WHAT THIS TASK INVOLVES: For each line below, print it again exactly as shown.

EXCERPTED DATA:
* * * * * * *

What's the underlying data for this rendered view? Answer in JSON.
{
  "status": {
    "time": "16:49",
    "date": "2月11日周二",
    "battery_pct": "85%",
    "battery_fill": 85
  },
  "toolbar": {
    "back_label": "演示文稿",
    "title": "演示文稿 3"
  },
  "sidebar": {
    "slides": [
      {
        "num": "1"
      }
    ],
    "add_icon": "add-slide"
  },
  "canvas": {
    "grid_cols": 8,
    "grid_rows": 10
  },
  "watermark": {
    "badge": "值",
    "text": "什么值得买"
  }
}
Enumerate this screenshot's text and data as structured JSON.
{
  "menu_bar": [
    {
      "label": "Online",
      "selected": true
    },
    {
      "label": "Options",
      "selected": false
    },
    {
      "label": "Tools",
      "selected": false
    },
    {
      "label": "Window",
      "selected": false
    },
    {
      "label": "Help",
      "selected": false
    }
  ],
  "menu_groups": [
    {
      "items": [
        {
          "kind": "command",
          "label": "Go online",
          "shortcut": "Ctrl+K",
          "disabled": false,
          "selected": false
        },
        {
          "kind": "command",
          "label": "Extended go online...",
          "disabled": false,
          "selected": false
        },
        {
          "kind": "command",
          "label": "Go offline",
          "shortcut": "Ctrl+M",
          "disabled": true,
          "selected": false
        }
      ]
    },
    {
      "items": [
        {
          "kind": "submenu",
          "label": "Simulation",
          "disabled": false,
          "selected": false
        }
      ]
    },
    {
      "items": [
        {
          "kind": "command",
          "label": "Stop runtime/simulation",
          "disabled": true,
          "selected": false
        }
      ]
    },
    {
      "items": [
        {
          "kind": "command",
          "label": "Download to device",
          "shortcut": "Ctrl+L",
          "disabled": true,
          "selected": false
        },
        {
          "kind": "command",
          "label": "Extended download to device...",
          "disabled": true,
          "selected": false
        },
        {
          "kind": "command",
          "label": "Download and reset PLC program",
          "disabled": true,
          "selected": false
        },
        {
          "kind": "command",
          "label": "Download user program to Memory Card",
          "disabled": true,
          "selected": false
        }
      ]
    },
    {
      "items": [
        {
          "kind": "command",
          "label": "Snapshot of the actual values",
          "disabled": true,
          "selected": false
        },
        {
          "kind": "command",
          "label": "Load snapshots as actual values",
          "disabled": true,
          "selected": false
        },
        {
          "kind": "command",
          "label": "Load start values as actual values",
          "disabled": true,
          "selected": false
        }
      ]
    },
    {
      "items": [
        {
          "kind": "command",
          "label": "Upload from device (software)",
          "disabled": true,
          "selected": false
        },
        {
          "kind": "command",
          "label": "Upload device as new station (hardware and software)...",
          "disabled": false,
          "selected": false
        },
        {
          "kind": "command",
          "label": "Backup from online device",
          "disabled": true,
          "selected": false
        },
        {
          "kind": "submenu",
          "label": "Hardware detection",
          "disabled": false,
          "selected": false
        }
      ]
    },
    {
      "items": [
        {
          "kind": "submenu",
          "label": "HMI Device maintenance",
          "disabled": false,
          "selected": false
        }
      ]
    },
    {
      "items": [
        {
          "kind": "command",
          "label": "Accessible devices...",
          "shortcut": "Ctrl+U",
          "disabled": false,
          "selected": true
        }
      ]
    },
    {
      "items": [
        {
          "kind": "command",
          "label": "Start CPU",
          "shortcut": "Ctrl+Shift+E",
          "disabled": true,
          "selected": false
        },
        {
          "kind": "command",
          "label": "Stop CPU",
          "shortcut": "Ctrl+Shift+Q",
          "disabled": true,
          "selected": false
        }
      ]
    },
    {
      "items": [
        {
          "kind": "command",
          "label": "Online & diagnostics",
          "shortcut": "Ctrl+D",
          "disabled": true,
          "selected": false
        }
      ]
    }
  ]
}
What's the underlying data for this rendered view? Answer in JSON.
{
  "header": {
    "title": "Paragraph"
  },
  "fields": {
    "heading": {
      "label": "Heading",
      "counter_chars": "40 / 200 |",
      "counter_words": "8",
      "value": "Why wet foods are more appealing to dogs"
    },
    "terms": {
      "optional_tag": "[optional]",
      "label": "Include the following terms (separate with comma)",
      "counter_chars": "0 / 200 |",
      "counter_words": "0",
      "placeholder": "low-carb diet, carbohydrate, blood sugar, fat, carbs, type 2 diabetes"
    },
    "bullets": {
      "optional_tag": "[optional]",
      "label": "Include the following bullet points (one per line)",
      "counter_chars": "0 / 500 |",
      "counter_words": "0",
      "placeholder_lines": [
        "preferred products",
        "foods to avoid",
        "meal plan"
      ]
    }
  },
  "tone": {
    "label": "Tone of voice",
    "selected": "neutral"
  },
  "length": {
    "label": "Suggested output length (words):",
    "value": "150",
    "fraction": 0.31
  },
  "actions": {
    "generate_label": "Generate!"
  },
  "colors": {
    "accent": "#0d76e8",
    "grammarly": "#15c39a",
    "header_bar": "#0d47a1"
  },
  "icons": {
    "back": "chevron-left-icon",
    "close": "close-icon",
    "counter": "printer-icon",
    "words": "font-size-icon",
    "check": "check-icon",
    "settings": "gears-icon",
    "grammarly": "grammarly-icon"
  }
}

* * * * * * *

ANSWER SPACE:
What's the underlying data for this rendered view? Answer in JSON.
{
  "status": {
    "time": "16:49",
    "date": "2月11日周二",
    "battery_pct": "85%",
    "battery_fill": 85
  },
  "toolbar": {
    "back_label": "演示文稿",
    "title": "演示文稿 3"
  },
  "sidebar": {
    "slides": [
      {
        "num": "1"
      }
    ],
    "add_icon": "add-slide"
  },
  "canvas": {
    "grid_cols": 8,
    "grid_rows": 10
  },
  "watermark": {
    "badge": "值",
    "text": "什么值得买"
  }
}
Enumerate this screenshot's text and data as structured JSON.
{
  "menu_bar": [
    {
      "label": "Online",
      "selected": true
    },
    {
      "label": "Options",
      "selected": false
    },
    {
      "label": "Tools",
      "selected": false
    },
    {
      "label": "Window",
      "selected": false
    },
    {
      "label": "Help",
      "selected": false
    }
  ],
  "menu_groups": [
    {
      "items": [
        {
          "kind": "command",
          "label": "Go online",
          "shortcut": "Ctrl+K",
          "disabled": false,
          "selected": false
        },
        {
          "kind": "command",
          "label": "Extended go online...",
          "disabled": false,
          "selected": false
        },
        {
          "kind": "command",
          "label": "Go offline",
          "shortcut": "Ctrl+M",
          "disabled": true,
          "selected": false
        }
      ]
    },
    {
      "items": [
        {
          "kind": "submenu",
          "label": "Simulation",
          "disabled": false,
          "selected": false
        }
      ]
    },
    {
      "items": [
        {
          "kind": "command",
          "label": "Stop runtime/simulation",
          "disabled": true,
          "selected": false
        }
      ]
    },
    {
      "items": [
        {
          "kind": "command",
          "label": "Download to device",
          "shortcut": "Ctrl+L",
          "disabled": true,
          "selected": false
        },
        {
          "kind": "command",
          "label": "Extended download to device...",
          "disabled": true,
          "selected": false
        },
        {
          "kind": "command",
          "label": "Download and reset PLC program",
          "disabled": true,
          "selected": false
        },
        {
          "kind": "command",
          "label": "Download user program to Memory Card",
          "disabled": true,
          "selected": false
        }
      ]
    },
    {
      "items": [
        {
          "kind": "command",
          "label": "Snapshot of the actual values",
          "disabled": true,
          "selected": false
        },
        {
          "kind": "command",
          "label": "Load snapshots as actual values",
          "disabled": true,
          "selected": false
        },
        {
          "kind": "command",
          "label": "Load start values as actual values",
          "disabled": true,
          "selected": false
        }
      ]
    },
    {
      "items": [
        {
          "kind": "command",
          "label": "Upload from device (software)",
          "disabled": true,
          "selected": false
        },
        {
          "kind": "command",
          "label": "Upload device as new station (hardware and software)...",
          "disabled": false,
          "selected": false
        },
        {
          "kind": "command",
          "label": "Backup from online device",
          "disabled": true,
          "selected": false
        },
        {
          "kind": "submenu",
          "label": "Hardware detection",
          "disabled": false,
          "selected": false
        }
      ]
    },
    {
      "items": [
        {
          "kind": "submenu",
          "label": "HMI Device maintenance",
          "disabled": false,
          "selected": false
        }
      ]
    },
    {
      "items": [
        {
          "kind": "command",
          "label": "Accessible devices...",
          "shortcut": "Ctrl+U",
          "disabled": false,
          "selected": true
        }
      ]
    },
    {
      "items": [
        {
          "kind": "command",
          "label": "Start CPU",
          "shortcut": "Ctrl+Shift+E",
          "disabled": true,
          "selected": false
        },
        {
          "kind": "command",
          "label": "Stop CPU",
          "shortcut": "Ctrl+Shift+Q",
          "disabled": true,
          "selected": false
        }
      ]
    },
    {
      "items": [
        {
          "kind": "command",
          "label": "Online & diagnostics",
          "shortcut": "Ctrl+D",
          "disabled": true,
          "selected": false
        }
      ]
    }
  ]
}
What's the underlying data for this rendered view? Answer in JSON.
{
  "header": {
    "title": "Paragraph"
  },
  "fields": {
    "heading": {
      "label": "Heading",
      "counter_chars": "40 / 200 |",
      "counter_words": "8",
      "value": "Why wet foods are more appealing to dogs"
    },
    "terms": {
      "optional_tag": "[optional]",
      "label": "Include the following terms (separate with comma)",
      "counter_chars": "0 / 200 |",
      "counter_words": "0",
      "placeholder": "low-carb diet, carbohydrate, blood sugar, fat, carbs, type 2 diabetes"
    },
    "bullets": {
      "optional_tag": "[optional]",
      "label": "Include the following bullet points (one per line)",
      "counter_chars": "0 / 500 |",
      "counter_words": "0",
      "placeholder_lines": [
        "preferred products",
        "foods to avoid",
        "meal plan"
      ]
    }
  },
  "tone": {
    "label": "Tone of voice",
    "selected": "neutral"
  },
  "length": {
    "label": "Suggested output length (words):",
    "value": "150",
    "fraction": 0.31
  },
  "actions": {
    "generate_label": "Generate!"
  },
  "colors": {
    "accent": "#0d76e8",
    "grammarly": "#15c39a",
    "header_bar": "#0d47a1"
  },
  "icons": {
    "back": "chevron-left-icon",
    "close": "close-icon",
    "counter": "printer-icon",
    "words": "font-size-icon",
    "check": "check-icon",
    "settings": "gears-icon",
    "grammarly": "grammarly-icon"
  }
}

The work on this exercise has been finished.